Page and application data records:
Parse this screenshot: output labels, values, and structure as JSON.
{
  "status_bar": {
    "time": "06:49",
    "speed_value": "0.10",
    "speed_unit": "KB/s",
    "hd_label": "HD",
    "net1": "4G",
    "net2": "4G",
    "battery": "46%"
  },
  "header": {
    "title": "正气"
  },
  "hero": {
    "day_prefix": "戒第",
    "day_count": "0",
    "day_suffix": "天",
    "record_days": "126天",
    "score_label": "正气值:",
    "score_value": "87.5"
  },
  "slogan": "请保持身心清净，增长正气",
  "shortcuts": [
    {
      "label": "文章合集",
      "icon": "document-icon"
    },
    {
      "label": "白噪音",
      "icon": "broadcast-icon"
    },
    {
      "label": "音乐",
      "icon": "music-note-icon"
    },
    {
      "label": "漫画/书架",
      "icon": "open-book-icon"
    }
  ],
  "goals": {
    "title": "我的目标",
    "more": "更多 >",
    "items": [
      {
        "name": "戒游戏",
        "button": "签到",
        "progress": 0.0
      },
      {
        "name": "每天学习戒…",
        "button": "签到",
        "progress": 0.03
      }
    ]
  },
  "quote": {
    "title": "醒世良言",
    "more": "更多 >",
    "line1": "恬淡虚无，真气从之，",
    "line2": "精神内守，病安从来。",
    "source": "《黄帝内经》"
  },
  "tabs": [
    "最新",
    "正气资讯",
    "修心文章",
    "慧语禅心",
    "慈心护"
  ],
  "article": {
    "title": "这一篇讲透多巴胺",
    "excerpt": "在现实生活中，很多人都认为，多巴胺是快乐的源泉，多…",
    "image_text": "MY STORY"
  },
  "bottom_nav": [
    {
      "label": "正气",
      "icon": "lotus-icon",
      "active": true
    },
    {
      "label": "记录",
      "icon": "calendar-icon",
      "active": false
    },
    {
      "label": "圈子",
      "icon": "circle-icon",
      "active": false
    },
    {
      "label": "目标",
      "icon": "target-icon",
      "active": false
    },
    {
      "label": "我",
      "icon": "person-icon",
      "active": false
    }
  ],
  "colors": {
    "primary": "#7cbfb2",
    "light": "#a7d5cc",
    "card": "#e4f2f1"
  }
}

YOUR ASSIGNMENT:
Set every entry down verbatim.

SOLUTION FOR THIS EXERCISE:
Parse this screenshot: output labels, values, and structure as JSON.
{
  "status_bar": {
    "time": "06:49",
    "speed_value": "0.10",
    "speed_unit": "KB/s",
    "hd_label": "HD",
    "net1": "4G",
    "net2": "4G",
    "battery": "46%"
  },
  "header": {
    "title": "正气"
  },
  "hero": {
    "day_prefix": "戒第",
    "day_count": "0",
    "day_suffix": "天",
    "record_days": "126天",
    "score_label": "正气值:",
    "score_value": "87.5"
  },
  "slogan": "请保持身心清净，增长正气",
  "shortcuts": [
    {
      "label": "文章合集",
      "icon": "document-icon"
    },
    {
      "label": "白噪音",
      "icon": "broadcast-icon"
    },
    {
      "label": "音乐",
      "icon": "music-note-icon"
    },
    {
      "label": "漫画/书架",
      "icon": "open-book-icon"
    }
  ],
  "goals": {
    "title": "我的目标",
    "more": "更多 >",
    "items": [
      {
        "name": "戒游戏",
        "button": "签到",
        "progress": 0.0
      },
      {
        "name": "每天学习戒…",
        "button": "签到",
        "progress": 0.03
      }
    ]
  },
  "quote": {
    "title": "醒世良言",
    "more": "更多 >",
    "line1": "恬淡虚无，真气从之，",
    "line2": "精神内守，病安从来。",
    "source": "《黄帝内经》"
  },
  "tabs": [
    "最新",
    "正气资讯",
    "修心文章",
    "慧语禅心",
    "慈心护"
  ],
  "article": {
    "title": "这一篇讲透多巴胺",
    "excerpt": "在现实生活中，很多人都认为，多巴胺是快乐的源泉，多…",
    "image_text": "MY STORY"
  },
  "bottom_nav": [
    {
      "label": "正气",
      "icon": "lotus-icon",
      "active": true
    },
    {
      "label": "记录",
      "icon": "calendar-icon",
      "active": false
    },
    {
      "label": "圈子",
      "icon": "circle-icon",
      "active": false
    },
    {
      "label": "目标",
      "icon": "target-icon",
      "active": false
    },
    {
      "label": "我",
      "icon": "person-icon",
      "active": false
    }
  ],
  "colors": {
    "primary": "#7cbfb2",
    "light": "#a7d5cc",
    "card": "#e4f2f1"
  }
}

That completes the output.